Based on an admittedly cursory review of the caselaw this morning, I could find no cases where the Sixth Circuit has directly addressed the particularity requirement in regards to searches of computers. Maybe Mr. Kernell's case will give them the opportunity to do so, judging from the nature of his motion to suppress. Regardless, I believe this is an issue that is going to be addressed by higher courts in the immediate future, and the defense practitioner needs to take a second look at warrants that simply identify a 'computer' as the object of the search.

Monday, July 13, 2009

Plea Agreements and Mandatory Minimums


The panel of Chief Judge Boggs and Judges Moore, and Sutton issued an opinion in United States v. Jones, No. 08–1352 (6th Cir. July 7, 2009), considering mandatory minimums and construing plea agreements. The panel made clear a few interesting points, among them:

* A plea agreement will always be construed against the government if there is any ambiguity.

* Mandatory minimum sentences are not likely to be found cruel and unusual—a life sentence for a first-time offender has been upheld.

The defendant received a fifteen-year sentence for crack cocaine and a firearm in furtherance of the dugs. The defendant had waived his right to appeal a sentence at or below the maximum guideline range as determined by the district court. The issue was: what is the guideline range? Was it the mandatory minimum or the range calculated under the Guidelines? The Court looked to U.S.S.G. Section 5G1.1(b), which says that a mandatory minimum dictated by statute becomes the guideline range when it is higher than the range calculated under the Guidelines. The Court concluded there was ambiguity as to what the "range" was and gave the defendant the benefit of the doubt. The Court cited plea agreements from other circuits that made clear what was intended by "range."

It is fairly clear from Chief Judge Boggs’s concurrence/dissent that the defendant was aware that he had to receive the mandatory minimum sentence.

In terms of the substance of the sentence, the Court rejected the defendant’s Eight Amendment challenge to the ten-year mandatory minimum sentence for possessing with the intent to distribute more than 50 grams of crack cocaine. The Court concluded that the Eight Amendment is only offended when there is an extreme disparity between the crime and the punishment—the narrow proportionality principle.

Thursday, July 09, 2009

Published Clarification on Sec. 3582(c)(2)

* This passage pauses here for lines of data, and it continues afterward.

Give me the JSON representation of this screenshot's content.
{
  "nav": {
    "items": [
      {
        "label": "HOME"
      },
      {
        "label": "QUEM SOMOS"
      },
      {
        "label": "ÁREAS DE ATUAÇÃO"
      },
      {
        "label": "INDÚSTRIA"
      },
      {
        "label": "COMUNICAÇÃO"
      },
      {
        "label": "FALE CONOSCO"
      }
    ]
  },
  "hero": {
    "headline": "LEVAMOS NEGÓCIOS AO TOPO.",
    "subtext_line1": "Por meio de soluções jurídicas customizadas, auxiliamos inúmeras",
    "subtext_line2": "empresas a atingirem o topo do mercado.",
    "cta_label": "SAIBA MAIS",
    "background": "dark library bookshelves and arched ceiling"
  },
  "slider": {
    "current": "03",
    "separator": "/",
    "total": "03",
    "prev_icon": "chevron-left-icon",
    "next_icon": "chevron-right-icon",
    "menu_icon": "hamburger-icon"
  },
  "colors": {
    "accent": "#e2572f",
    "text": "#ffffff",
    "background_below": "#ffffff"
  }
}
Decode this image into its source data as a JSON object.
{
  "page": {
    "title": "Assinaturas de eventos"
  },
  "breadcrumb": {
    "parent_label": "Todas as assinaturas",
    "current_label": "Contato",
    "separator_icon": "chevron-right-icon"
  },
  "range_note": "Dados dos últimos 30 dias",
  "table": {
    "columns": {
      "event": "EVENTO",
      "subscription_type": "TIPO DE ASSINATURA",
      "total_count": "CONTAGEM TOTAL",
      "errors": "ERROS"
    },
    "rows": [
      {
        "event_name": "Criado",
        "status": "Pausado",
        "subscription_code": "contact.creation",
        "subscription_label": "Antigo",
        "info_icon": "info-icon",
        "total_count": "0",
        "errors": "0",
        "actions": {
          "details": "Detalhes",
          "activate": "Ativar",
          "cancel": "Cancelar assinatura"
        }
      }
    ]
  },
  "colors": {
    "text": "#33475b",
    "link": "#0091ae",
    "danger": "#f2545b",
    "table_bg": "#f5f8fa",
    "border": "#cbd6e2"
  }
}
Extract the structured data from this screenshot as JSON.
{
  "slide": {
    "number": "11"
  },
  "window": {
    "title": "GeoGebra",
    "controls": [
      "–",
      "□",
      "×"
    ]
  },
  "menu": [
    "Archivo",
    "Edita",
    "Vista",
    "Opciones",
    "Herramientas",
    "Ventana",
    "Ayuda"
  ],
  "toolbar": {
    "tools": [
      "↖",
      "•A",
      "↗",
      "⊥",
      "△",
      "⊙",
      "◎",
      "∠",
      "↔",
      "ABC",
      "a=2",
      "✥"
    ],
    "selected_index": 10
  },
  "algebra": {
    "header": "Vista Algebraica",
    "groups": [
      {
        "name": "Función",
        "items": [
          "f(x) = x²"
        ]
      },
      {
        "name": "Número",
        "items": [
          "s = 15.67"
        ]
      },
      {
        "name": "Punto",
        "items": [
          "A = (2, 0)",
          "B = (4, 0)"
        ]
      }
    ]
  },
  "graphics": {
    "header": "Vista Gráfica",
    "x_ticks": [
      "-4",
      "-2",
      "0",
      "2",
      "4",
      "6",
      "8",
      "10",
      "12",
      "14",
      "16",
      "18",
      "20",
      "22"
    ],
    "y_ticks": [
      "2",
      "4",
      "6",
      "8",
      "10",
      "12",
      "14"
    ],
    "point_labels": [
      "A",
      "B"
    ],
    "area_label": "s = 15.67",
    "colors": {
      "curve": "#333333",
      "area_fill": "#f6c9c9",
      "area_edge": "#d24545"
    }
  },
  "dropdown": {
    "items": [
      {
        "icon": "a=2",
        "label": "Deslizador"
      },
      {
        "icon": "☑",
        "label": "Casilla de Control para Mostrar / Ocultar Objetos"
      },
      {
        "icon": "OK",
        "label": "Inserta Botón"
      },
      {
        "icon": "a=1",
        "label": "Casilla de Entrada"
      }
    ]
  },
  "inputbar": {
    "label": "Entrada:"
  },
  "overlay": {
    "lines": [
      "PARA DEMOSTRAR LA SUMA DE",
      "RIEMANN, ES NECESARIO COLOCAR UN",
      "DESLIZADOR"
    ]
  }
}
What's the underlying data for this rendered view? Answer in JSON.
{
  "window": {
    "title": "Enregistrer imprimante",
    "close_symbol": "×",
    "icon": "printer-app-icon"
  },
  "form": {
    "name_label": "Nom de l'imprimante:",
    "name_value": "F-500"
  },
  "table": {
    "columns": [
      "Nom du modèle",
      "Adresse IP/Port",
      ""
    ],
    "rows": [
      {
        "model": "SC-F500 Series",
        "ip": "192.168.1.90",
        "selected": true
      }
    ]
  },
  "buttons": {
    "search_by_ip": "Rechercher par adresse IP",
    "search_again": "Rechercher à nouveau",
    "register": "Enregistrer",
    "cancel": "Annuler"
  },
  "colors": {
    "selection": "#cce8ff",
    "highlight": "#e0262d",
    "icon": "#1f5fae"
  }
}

On June 30, 2009, the panel of Judges Moore, Gilman, and Phillips (E.D. Tenn.) decided United States v. Johnson and Moss, Nos. 08–3925, 08–3926 (6th Cir. June 30, 2009). The published opinion considers the § 3582(c)(2) motions of two defendants who were indicted for crack and powder cocaine offenses, but who were ultimately sentenced based only on the powder. The court makes clear that a sentence must be based on crack cocaine if a defendant is going to be eligible for relief under the retroactive crack amendments. A conviction that involved crack is insufficient. To be eligible for relief, a defendant must be serving a sentence on which the amount of crack cocaine had an impact. Otherwise, a district court is not authorized to reduce the sentence under § 3582(c)(2).